I need the number of lines in the following entries that hold the word "created", and no other text.

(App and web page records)
__________________________________________________

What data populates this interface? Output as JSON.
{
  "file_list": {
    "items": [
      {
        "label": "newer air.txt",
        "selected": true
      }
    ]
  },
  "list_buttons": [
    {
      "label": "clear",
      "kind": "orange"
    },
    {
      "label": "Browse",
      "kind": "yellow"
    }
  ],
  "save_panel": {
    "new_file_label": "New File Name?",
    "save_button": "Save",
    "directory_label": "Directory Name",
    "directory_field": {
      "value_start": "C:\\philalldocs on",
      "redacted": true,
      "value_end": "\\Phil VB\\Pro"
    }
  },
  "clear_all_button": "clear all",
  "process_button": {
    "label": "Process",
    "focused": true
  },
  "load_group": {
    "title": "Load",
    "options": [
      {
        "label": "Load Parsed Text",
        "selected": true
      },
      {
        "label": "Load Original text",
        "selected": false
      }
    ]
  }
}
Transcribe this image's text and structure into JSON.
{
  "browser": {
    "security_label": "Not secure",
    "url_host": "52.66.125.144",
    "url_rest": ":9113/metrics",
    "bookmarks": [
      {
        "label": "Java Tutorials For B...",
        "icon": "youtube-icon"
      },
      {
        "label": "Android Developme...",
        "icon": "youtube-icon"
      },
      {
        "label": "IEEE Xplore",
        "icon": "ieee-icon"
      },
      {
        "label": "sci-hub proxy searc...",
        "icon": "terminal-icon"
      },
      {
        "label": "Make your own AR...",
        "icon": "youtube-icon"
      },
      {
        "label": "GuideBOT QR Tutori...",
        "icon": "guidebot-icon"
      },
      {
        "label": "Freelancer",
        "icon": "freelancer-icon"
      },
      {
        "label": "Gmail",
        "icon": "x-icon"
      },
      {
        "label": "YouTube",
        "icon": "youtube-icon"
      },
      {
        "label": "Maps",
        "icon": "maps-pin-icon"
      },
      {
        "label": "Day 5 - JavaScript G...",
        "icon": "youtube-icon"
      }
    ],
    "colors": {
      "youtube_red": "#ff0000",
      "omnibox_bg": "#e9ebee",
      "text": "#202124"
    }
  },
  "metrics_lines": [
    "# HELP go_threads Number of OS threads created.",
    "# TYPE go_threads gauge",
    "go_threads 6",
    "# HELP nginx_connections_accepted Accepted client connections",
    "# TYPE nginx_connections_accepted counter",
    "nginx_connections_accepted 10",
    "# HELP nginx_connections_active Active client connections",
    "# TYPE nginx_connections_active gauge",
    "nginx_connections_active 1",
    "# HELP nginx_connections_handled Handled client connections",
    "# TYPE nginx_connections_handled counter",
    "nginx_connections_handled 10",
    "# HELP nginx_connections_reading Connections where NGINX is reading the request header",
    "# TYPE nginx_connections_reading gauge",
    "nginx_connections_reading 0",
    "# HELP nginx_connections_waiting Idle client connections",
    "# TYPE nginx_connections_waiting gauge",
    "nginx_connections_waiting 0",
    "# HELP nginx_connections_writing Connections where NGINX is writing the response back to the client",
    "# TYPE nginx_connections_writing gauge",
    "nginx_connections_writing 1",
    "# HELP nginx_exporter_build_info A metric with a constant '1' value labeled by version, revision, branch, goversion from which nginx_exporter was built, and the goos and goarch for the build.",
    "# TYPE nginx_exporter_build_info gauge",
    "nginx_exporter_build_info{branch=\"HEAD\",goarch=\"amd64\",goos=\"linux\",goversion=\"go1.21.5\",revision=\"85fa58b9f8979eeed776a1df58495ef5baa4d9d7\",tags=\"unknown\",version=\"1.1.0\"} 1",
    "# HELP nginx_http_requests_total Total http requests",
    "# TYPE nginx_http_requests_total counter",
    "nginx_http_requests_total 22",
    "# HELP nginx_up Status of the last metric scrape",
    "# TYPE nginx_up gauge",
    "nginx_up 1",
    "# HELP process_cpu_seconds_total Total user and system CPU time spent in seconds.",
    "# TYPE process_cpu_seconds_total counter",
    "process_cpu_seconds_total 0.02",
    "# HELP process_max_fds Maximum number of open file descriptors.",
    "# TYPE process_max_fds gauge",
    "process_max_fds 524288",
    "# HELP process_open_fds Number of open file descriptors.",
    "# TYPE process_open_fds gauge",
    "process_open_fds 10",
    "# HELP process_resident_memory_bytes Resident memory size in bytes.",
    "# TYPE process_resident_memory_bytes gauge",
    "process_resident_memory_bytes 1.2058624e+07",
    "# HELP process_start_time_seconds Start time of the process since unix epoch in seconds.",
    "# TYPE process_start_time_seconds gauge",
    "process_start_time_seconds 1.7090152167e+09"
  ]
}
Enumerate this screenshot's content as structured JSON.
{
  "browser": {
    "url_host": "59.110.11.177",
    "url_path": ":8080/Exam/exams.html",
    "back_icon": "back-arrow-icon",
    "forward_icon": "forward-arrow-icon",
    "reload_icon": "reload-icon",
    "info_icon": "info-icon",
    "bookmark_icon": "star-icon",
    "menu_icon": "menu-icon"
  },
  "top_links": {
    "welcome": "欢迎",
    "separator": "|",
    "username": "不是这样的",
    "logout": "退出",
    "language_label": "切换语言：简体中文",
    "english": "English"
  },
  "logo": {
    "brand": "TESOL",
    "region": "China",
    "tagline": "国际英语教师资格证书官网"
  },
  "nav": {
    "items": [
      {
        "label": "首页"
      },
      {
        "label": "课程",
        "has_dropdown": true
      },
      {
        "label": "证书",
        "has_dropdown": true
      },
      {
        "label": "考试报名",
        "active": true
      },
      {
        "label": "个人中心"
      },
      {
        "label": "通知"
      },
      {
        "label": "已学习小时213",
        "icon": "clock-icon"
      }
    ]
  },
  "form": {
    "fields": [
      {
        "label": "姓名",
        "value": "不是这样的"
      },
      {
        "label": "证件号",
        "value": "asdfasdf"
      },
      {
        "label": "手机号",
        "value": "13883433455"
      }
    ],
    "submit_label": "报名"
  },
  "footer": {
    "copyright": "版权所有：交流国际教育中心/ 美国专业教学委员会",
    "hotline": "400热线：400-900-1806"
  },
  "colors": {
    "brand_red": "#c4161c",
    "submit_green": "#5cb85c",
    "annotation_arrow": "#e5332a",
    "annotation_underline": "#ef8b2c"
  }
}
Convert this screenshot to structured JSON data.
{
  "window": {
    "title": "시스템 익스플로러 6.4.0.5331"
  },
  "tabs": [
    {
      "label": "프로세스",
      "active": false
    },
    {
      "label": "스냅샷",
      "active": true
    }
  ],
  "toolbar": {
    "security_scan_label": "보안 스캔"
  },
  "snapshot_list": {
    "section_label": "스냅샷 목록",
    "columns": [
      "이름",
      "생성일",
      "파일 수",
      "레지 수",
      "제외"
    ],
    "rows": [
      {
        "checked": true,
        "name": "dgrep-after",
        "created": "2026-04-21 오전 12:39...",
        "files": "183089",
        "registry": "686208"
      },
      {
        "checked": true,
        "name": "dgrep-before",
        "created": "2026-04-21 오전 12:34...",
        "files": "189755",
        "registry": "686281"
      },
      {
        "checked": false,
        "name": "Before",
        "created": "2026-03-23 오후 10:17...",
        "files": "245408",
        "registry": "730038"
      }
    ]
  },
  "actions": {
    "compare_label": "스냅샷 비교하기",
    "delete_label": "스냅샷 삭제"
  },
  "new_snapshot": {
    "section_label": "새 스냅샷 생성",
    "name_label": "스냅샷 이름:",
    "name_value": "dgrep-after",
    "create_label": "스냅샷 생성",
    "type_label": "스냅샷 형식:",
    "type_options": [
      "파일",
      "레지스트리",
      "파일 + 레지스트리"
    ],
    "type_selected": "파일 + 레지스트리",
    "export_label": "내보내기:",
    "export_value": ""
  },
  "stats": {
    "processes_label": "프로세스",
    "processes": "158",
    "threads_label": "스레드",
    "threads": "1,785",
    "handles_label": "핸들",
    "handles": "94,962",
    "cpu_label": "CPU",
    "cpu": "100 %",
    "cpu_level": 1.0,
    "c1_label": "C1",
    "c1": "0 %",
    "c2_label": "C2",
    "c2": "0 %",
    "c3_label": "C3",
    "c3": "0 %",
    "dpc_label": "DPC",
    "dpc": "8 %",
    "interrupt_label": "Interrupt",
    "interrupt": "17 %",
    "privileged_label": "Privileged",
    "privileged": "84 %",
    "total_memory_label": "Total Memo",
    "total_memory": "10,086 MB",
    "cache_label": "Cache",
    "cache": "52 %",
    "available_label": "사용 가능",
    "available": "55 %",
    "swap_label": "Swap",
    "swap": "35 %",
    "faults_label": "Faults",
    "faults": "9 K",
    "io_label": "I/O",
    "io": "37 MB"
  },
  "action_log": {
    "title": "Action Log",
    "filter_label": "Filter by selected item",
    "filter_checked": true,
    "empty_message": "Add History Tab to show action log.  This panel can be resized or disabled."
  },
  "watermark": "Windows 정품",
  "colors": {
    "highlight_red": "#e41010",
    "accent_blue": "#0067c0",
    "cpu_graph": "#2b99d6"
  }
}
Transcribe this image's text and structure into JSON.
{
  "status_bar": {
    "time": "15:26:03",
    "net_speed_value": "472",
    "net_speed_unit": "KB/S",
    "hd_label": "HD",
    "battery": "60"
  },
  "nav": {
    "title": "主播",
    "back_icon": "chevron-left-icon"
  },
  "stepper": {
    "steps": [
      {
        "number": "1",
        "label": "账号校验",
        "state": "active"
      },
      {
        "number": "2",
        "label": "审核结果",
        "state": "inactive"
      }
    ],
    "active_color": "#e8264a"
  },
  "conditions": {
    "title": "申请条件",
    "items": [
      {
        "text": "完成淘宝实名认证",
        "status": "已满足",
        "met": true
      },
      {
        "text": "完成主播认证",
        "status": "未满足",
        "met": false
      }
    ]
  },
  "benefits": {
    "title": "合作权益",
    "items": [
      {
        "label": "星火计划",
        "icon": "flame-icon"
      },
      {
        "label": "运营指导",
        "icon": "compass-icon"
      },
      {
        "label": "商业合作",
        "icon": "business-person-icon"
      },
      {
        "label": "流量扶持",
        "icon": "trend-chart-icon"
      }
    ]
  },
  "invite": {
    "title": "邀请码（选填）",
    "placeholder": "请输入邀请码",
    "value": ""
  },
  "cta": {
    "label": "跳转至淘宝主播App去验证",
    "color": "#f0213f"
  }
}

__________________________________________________

**SOLUTION FOR THIS PROBLEM**
4